By Stephanie Pheasant-Recollet, Youth Programs Assistant
Working with Birch Bark had been a long-awaited skill that I had tucked away, during the Spring of 2016. Just last year, that skill resurfaced, but evolved with a newfound understanding and appreciation for the versatile material. With the guidance of my Anishinaabe culture and friends, my daughter (6) and I were able to learn more than ever.
When I first handled Birch Bark, it was during a porcupine quill box workshop. Already peeled from the tree, and displayed nicely for everyone’s use. Convenient. At the time, I mostly saw this workshop as an opportunity for a new skill I could use later on, should I need it. I never did, until I started observing others in the area sharing its use on social media. It was then that something started to click.
Ancestral knowledge teaches us, in the simplest form, that we don’t take this, or that, because it will offset that over there.Stephanie Pheasant-Recollet

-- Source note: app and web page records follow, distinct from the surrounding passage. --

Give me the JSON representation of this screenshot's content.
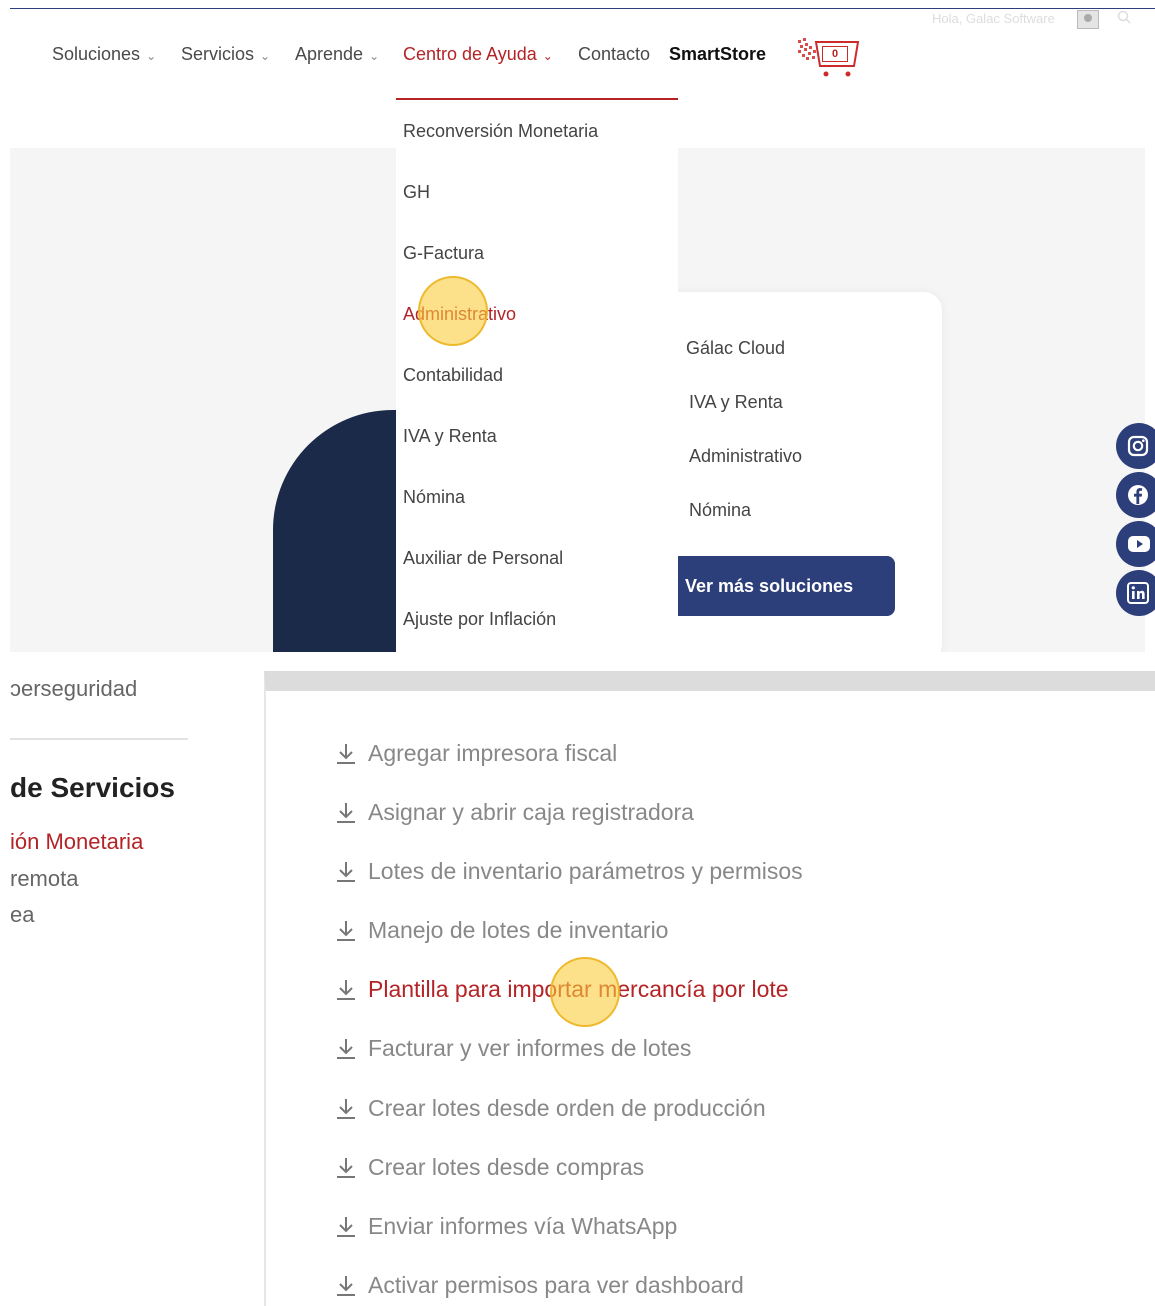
{
  "header": {
    "greeting": "Hola, Galac Software",
    "cart_count": "0"
  },
  "nav": {
    "items": [
      {
        "label": "Soluciones"
      },
      {
        "label": "Servicios"
      },
      {
        "label": "Aprende"
      },
      {
        "label": "Centro de Ayuda"
      },
      {
        "label": "Contacto"
      },
      {
        "label": "SmartStore"
      }
    ]
  },
  "dropdown": {
    "items": [
      "Reconversión Monetaria",
      "GH",
      "G-Factura",
      "Administrativo",
      "Contabilidad",
      "IVA y Renta",
      "Nómina",
      "Auxiliar de Personal",
      "Ajuste por Inflación"
    ]
  },
  "solutions": {
    "items": [
      "Gálac Cloud",
      "IVA y Renta",
      "Administrativo",
      "Nómina"
    ],
    "button": "Ver más soluciones"
  },
  "social": [
    "instagram-icon",
    "facebook-icon",
    "youtube-icon",
    "linkedin-icon"
  ],
  "sidebar": {
    "top_text": "ɔerseguridad",
    "heading": "de Servicios",
    "links": [
      "ión Monetaria",
      "remota",
      "ea"
    ]
  },
  "downloads": {
    "items": [
      "Agregar impresora fiscal",
      "Asignar y abrir caja registradora",
      "Lotes de inventario parámetros y permisos",
      "Manejo de lotes de inventario",
      "Plantilla para importar mercancía por lote",
      "Facturar y ver informes de lotes",
      "Crear lotes desde orden de producción",
      "Crear lotes desde compras",
      "Enviar informes vía WhatsApp",
      "Activar permisos para ver dashboard"
    ]
  },
  "colors": {
    "brand_red": "#b42326",
    "brand_navy": "#2d3f7a",
    "highlight": "#facc3c"
  }
}
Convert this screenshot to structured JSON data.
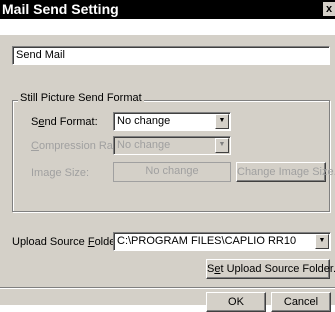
{
  "window": {
    "title": "Mail Send Setting",
    "close_glyph": "x"
  },
  "send_mail_field": {
    "value": "Send Mail"
  },
  "group": {
    "legend": "Still Picture Send Format",
    "send_format": {
      "label_pre": "S",
      "label_u": "e",
      "label_post": "nd Format:",
      "value": "No change"
    },
    "compression_rate": {
      "label_u": "C",
      "label_post": "ompression Rate:",
      "value": "No change",
      "enabled": false
    },
    "image_size": {
      "label": "Image Size:",
      "value": "No change",
      "enabled": false
    },
    "change_image_size_button": "Change Image Size..."
  },
  "upload_source": {
    "label_pre": "Upload Source ",
    "label_u": "F",
    "label_post": "older:",
    "value": "C:\\PROGRAM FILES\\CAPLIO RR10"
  },
  "set_upload_button": {
    "pre": "S",
    "u": "e",
    "post": "t Upload Source Folder..."
  },
  "ok_button": "OK",
  "cancel_button": "Cancel"
}
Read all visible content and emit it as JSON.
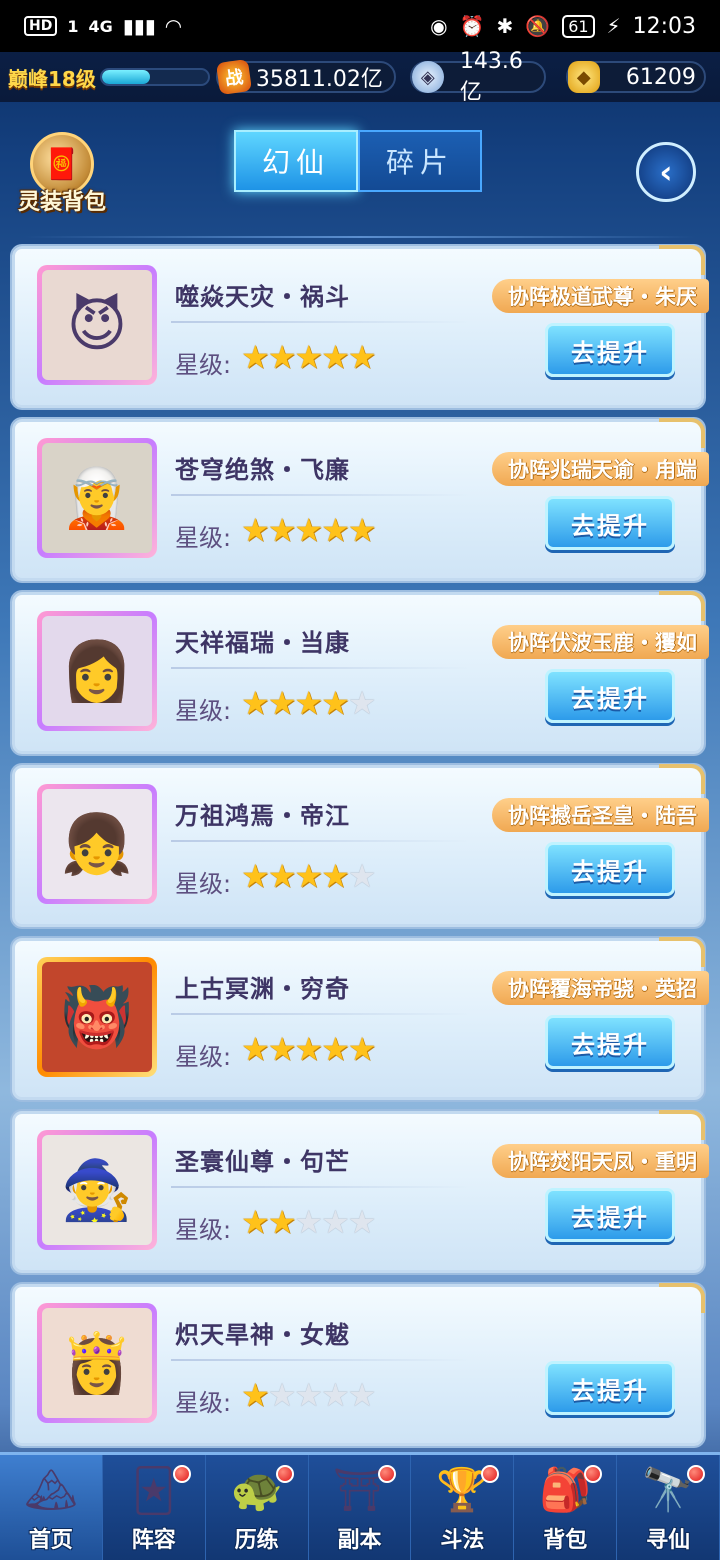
{
  "status_bar": {
    "hd": "HD",
    "sim": "1",
    "net": "4G",
    "battery": "61",
    "time": "12:03"
  },
  "resources": {
    "level": "巅峰18级",
    "exp_fraction": 0.45,
    "power_icon": "战",
    "power": "35811.02亿",
    "coins": "143.6亿",
    "gold": "61209"
  },
  "header": {
    "bag_label": "灵装背包",
    "tabs": [
      {
        "label": "幻仙",
        "active": true
      },
      {
        "label": "碎片",
        "active": false
      }
    ],
    "back_icon": "back-arrow-icon"
  },
  "star_label": "星级:",
  "upgrade_label": "去提升",
  "cards": [
    {
      "name": "噬焱天灾・祸斗",
      "synergy": "协阵极道武尊・朱厌",
      "stars": 5,
      "frame": "pink",
      "avatar": "😈",
      "bg": "#e9d9d2"
    },
    {
      "name": "苍穹绝煞・飞廉",
      "synergy": "协阵兆瑞天谕・甪端",
      "stars": 5,
      "frame": "pink",
      "avatar": "🧝",
      "bg": "#d9d3c8"
    },
    {
      "name": "天祥福瑞・当康",
      "synergy": "协阵伏波玉鹿・玃如",
      "stars": 4,
      "frame": "pink",
      "avatar": "👩",
      "bg": "#e3d9ec"
    },
    {
      "name": "万祖鸿焉・帝江",
      "synergy": "协阵撼岳圣皇・陆吾",
      "stars": 4,
      "frame": "pink",
      "avatar": "👧",
      "bg": "#ece6ee"
    },
    {
      "name": "上古冥渊・穷奇",
      "synergy": "协阵覆海帝骁・英招",
      "stars": 5,
      "frame": "gold",
      "avatar": "👹",
      "bg": "#c2462c"
    },
    {
      "name": "圣寰仙尊・句芒",
      "synergy": "协阵焚阳天凤・重明",
      "stars": 2,
      "frame": "pink",
      "avatar": "🧙",
      "bg": "#ebe6e2"
    },
    {
      "name": "炽天旱神・女魃",
      "synergy": "",
      "stars": 1,
      "frame": "pink",
      "avatar": "👸",
      "bg": "#efdcd2"
    }
  ],
  "nav": [
    {
      "label": "首页",
      "icon": "🏔",
      "dot": false,
      "active": true
    },
    {
      "label": "阵容",
      "icon": "🃏",
      "dot": true,
      "active": false
    },
    {
      "label": "历练",
      "icon": "🐢",
      "dot": true,
      "active": false
    },
    {
      "label": "副本",
      "icon": "⛩",
      "dot": true,
      "active": false
    },
    {
      "label": "斗法",
      "icon": "🏆",
      "dot": true,
      "active": false
    },
    {
      "label": "背包",
      "icon": "🎒",
      "dot": true,
      "active": false
    },
    {
      "label": "寻仙",
      "icon": "🔭",
      "dot": true,
      "active": false
    }
  ]
}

There are a lot of things we don’t need, mostly collected to fill a void we think needs to be filled: maybe with historic trinkets, random objects, and items for monetary display. Materialism/Consumerism. This is fine, but with my growing thirst for knowledge of the land, I decided to fill that void with the education of knowing how to do things with Mother Earth’ s provisions. From art, to plant harvesting(foods/medicine), to tools, to canoes, dwellings, and more!
And yes, I grasp that we are in a time of not needing to take any more than we should from a planet – that is hurting more than healing. But, a lot of Indigenous peoples across the globe have a sacred connection and understanding of their lands (geography) and how different things affect one another(environmental science!). Ancestral knowledge teaches us, in the simplest form, that we don’t take this, or that, because it will offset that over there. In depth with our own cultures, there is beauty in these understandings, paired with appreciation in knowledge that runs to the core of our being. With these teachings, sustainability is ingrained within my culture and language. This holds me accountable to not over harvest and only take what I need. This knowing, allowed indigenous people of turtle island to live sustainability for thousands of years!
That there’s more to the act of doing just to do it, but to do things with intention, purpose, and understanding. And if you don’t know how, something she always said, was to: “Just do it!” Somewhere along the way the answer will come to you.Stephanie Pheasant-Recollet
Near the ending of last Spring, I harvested my first piece of Birch Bark! And let me tell you, it is not easy. While still grasping how to work with the bark, I stored it, until I gained more understanding in the following Fall & Winter months, from amazing new friends on social media platforms. Also, during this short time, I gained a vast appreciation for working with natural materials. I learned how to utilize the trees and plants for tools, foods, and medicines. What I did notice was a lot of the stuff I searched for have been close to or on the waterways. Which I felt would have been easier with a canoe, and this is where the idea of commitment started. I wanted to make my own canoe. Sure, I could buy one, but why? My ancestors made their own, I’m sure I could too.
Before I joined Waterlution, a part of my family suffered a great loss, as well as the people who knew this amazing Nokomis (Grandmother). A lot of people know her as the Water Walker, or Grandmother Josephine-baa, but she was my aunt and a great inspiration to me. Although passed, she helped me understand dedication and commitment to the greater world of spirituality, in our culture. That there’s more to the act of doing just to do it, but to do things with intention, purpose, and understanding. And if you don’t know how, something she always said, was to: “Just do it!” Somewhere along the way the answer will come to you. My answer was, a commitment to Birch Bark.
Having no knowledge of how to start, I soaked in every ounce of whatever resources were out there. It was during this time, I got in touch with the Great Canoe Journey Program by Waterlution. Understandably, it was the name that got me! While there, I learned more from a canoe maker that shared what he knew, as well as later in my volunteering, I got to see a real Birch Bark canoe! Having gained some strong confidence in sharing my knowledge with others, I am now proud to say I have found a teacher to help me build a canoe, as well as making some new friends with canoe builders!